The HSCA Report stated that the secret service, tasked with the protection of the President, was deficient in the performance of its duties. Robert Blakey, Chief Counsel of HSCA stated that they were not able to conduct an appropriate investigation of the CIA as it had obstructed the availability of important information to the HSCA and also to the Warren Commission. Senior officials tasked with implementing the 1992 law confirmed in writing that the CIA had obstructed efforts to unravel the truth.
Many researchers and books on this subject have pointed the accusing finger at the military-industrial complex, powerful intelligence officials, mafias, and hostile politicians who opposed the increasing tendency of President Kennedy to favour an agenda of peace, disarmament, reducing the nuclear weapon threat and decreasing hostility with the Soviet Union. These forces were not happy also with his increasing emphasis on civil rights, curbing racism, and the strong legal actions, led by the President’s brother – Attorney General Robert Kennedy – against organized crime.
The role of the military-industrial complex and intelligence agencies was also emphasized in Oliver Stone’s popular film JFK (1991) which has been an important part of this discourse since its release. Therefore, the cover-up attempted by the Warren Commission has been badly discredited by now.
The former CIA head Allen Dulles, responsible for much evil, who had been fired by President Kennedy had been put in as one of its key members.
Member of US Senate Select Committee Senator Richard Schweiker had called it “one of the biggest cover-ups of history.”
One hopes that public pressures will lead to the availability of all important records so that there is a better understanding of the factors and forces behind this huge tragedy and based on this better systems and policy reform can be taken up.
Five years after the assassination of President John Kennedy, in 1968, his younger brother Robert Kennedy, who was then a candidate for the presidency and was expected to follow the ideals of his elder brother, was also assassinated and just a little before this, the famous civil rights leader Martin Luther King Jr. too was assassinated. Both these assassinations were also followed by a lot of questions that have not been answered satisfactorily.
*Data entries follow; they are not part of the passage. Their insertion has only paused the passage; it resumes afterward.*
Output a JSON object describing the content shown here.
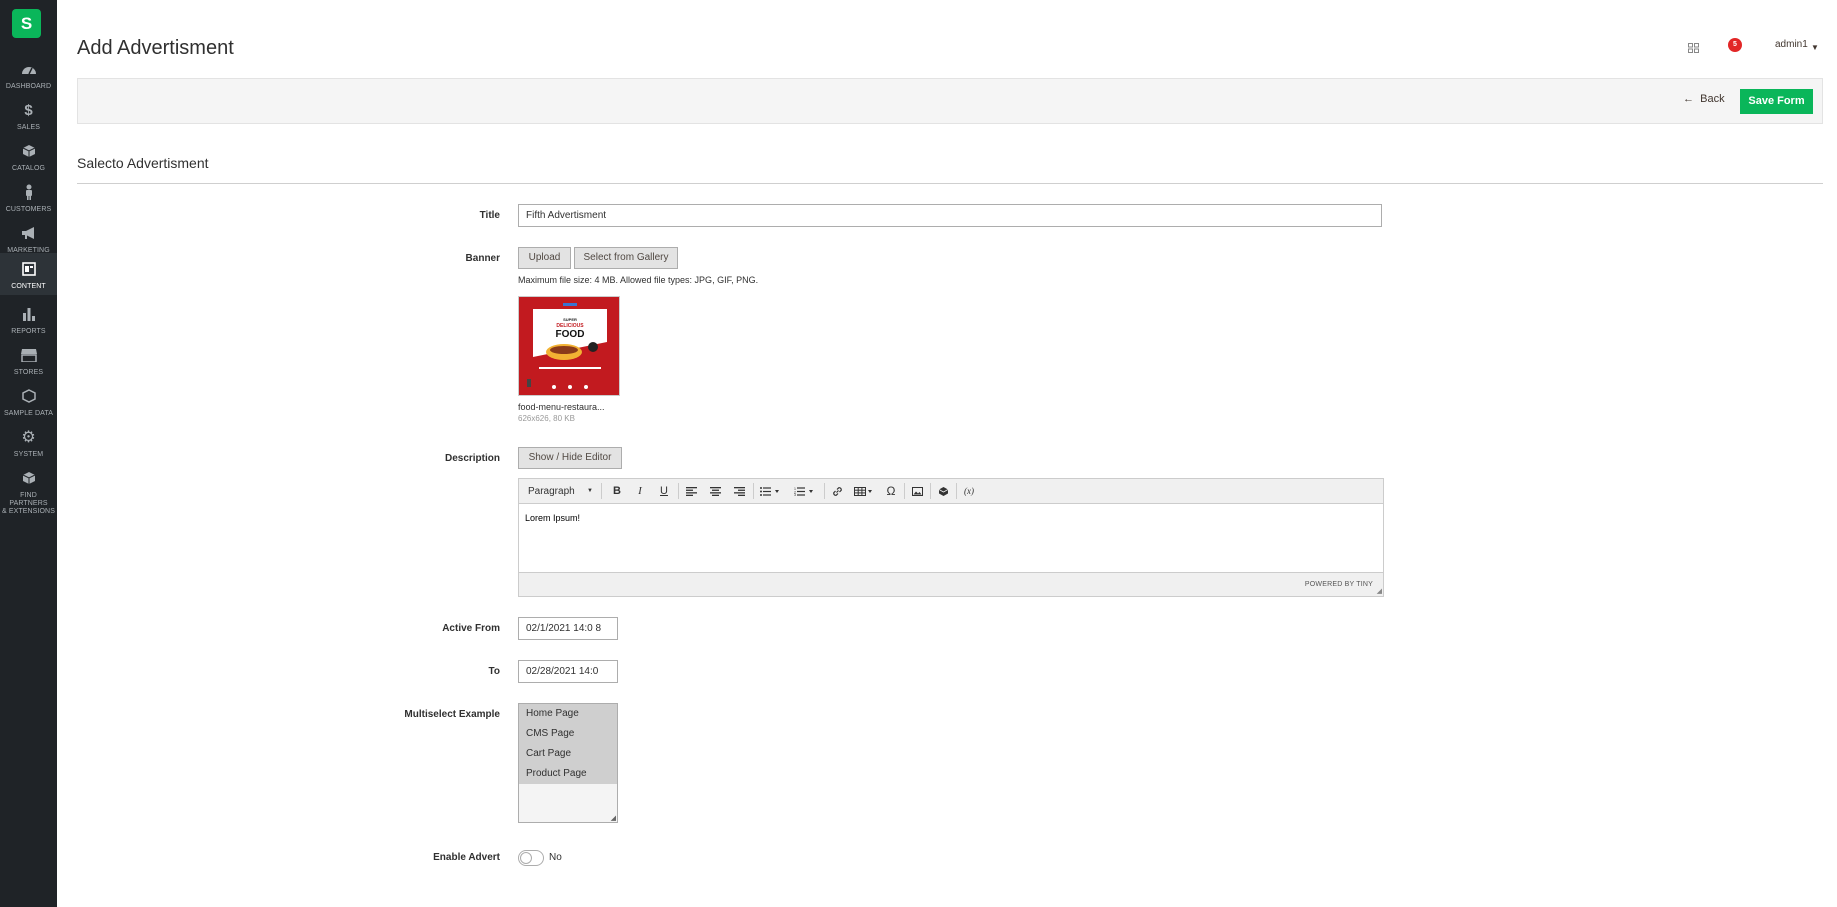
{
  "sidebar": {
    "logo": "S",
    "items": [
      {
        "label": "DASHBOARD",
        "icon": "dashboard-icon"
      },
      {
        "label": "SALES",
        "icon": "dollar-icon"
      },
      {
        "label": "CATALOG",
        "icon": "cube-icon"
      },
      {
        "label": "CUSTOMERS",
        "icon": "person-icon"
      },
      {
        "label": "MARKETING",
        "icon": "megaphone-icon"
      },
      {
        "label": "CONTENT",
        "icon": "content-icon",
        "active": true
      },
      {
        "label": "REPORTS",
        "icon": "bar-chart-icon"
      },
      {
        "label": "STORES",
        "icon": "store-icon"
      },
      {
        "label": "SAMPLE DATA",
        "icon": "hexagon-icon"
      },
      {
        "label": "SYSTEM",
        "icon": "gear-icon"
      },
      {
        "label_line1": "FIND PARTNERS",
        "label_line2": "& EXTENSIONS",
        "icon": "box-icon"
      }
    ]
  },
  "header": {
    "title": "Add Advertisment",
    "notifications_count": "5",
    "user": "admin1"
  },
  "actions": {
    "back_label": "Back",
    "save_label": "Save Form"
  },
  "section": {
    "title": "Salecto Advertisment"
  },
  "form": {
    "title_label": "Title",
    "title_value": "Fifth Advertisment",
    "banner_label": "Banner",
    "upload_label": "Upload",
    "gallery_label": "Select from Gallery",
    "file_note": "Maximum file size: 4 MB. Allowed file types: JPG, GIF, PNG.",
    "file_name": "food-menu-restaura...",
    "file_meta": "626x626, 80 KB",
    "thumb_text_top": "SUPER",
    "thumb_text_mid": "DELICIOUS",
    "thumb_text_main": "FOOD",
    "description_label": "Description",
    "show_hide_label": "Show / Hide Editor",
    "editor": {
      "format_select": "Paragraph",
      "content": "Lorem Ipsum!",
      "powered_by": "POWERED BY TINY"
    },
    "active_from_label": "Active From",
    "active_from_value": "02/1/2021 14:0 8",
    "to_label": "To",
    "to_value": "02/28/2021 14:0",
    "multiselect_label": "Multiselect Example",
    "multiselect_options": [
      "Home Page",
      "CMS Page",
      "Cart Page",
      "Product Page"
    ],
    "enable_label": "Enable Advert",
    "enable_value": "No"
  },
  "colors": {
    "sidebar_bg": "#1f2327",
    "accent_green": "#0ab65a",
    "thumb_red": "#c21a1f",
    "notification_red": "#e22626"
  }
}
So along with the assassination of President John Kennedy, attempts to arrive at the truth regarding the death of these two leaders should also continue as these three leaders were important for the voice of peace and justice. Knowing the truth about their extremely tragic and sudden deaths at young ages is very important for history.